What’s your best home secret? Tiny spaces can be tricky to keep organized. This is particularly the case for pantry items. I would suggest organizing your pantry into boxes. For example, I have a box for cooking oils and vinegars, a box for dry foods like pasta, a box for spices, and one for my daily smoothie items. Putting things in small boxes can be particularly helpful to keep small spaces organized and uncluttered.
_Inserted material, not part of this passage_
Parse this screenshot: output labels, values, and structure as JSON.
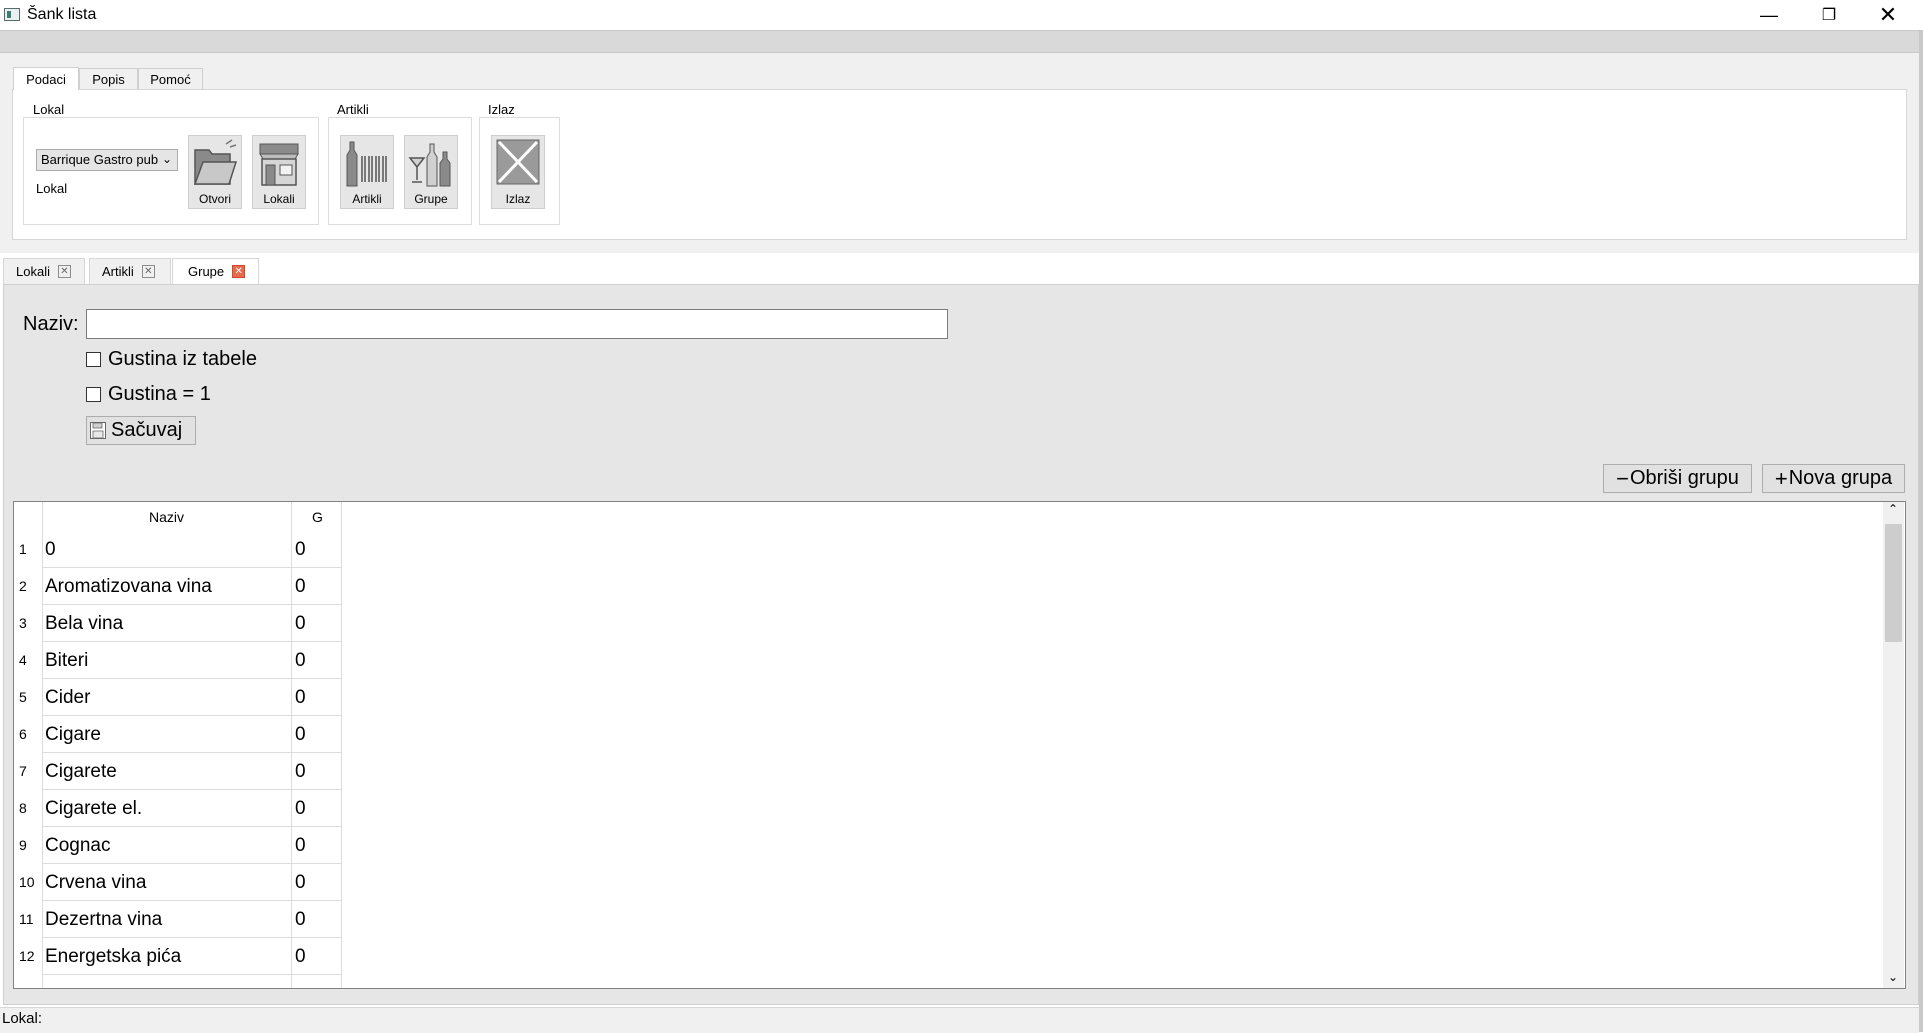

I’ve found it’s useful to give each item a ‘home’ rather than just shoving it into a cabinet or shelf, which can quickly devolve into clutter and disarray.


Credit: Jake Belcher


Credit: Jake Belcher


  • Mid-century sofa— Frame from Craigslist, cushion covers custom made from India
  • Vintage wooden boxes — Yard sale
  • Cubic wool rug – Vintage shop
  • Wall lamp – West Elm (model out of stock, similar here)
  • Large mid-century portrait of a woman – Estate sale
  • Mid-century floating bookshelf – Estate sale
  • Milking tool underneath fiddle leaf fig – Antique store
  • Kofod Larsen Lounge Chair for Selig– Craigslist
  • Chalk portrait of a dog above fridge – Vintage shop
  • Italian gold side table – Vintage shop
Credit: Jake Belcher




  • Rwandan basket above bathroom door – Gayaha Links (in Rwanda)
  • Portrait of elderly Bulgarian woman – eBay
  • Other paintings – Various vintage shops and estate sales
Credit: Jake Belcher


  • Bed – Restoration Hardware (model out of stock)
  • Black dresser – Vintage shop
  • Broyhill Brasilia Dresser – Craigslist
  • Three mid-century birds on wall – Etsy
Credit: Jake Belcher


Thanks Tim!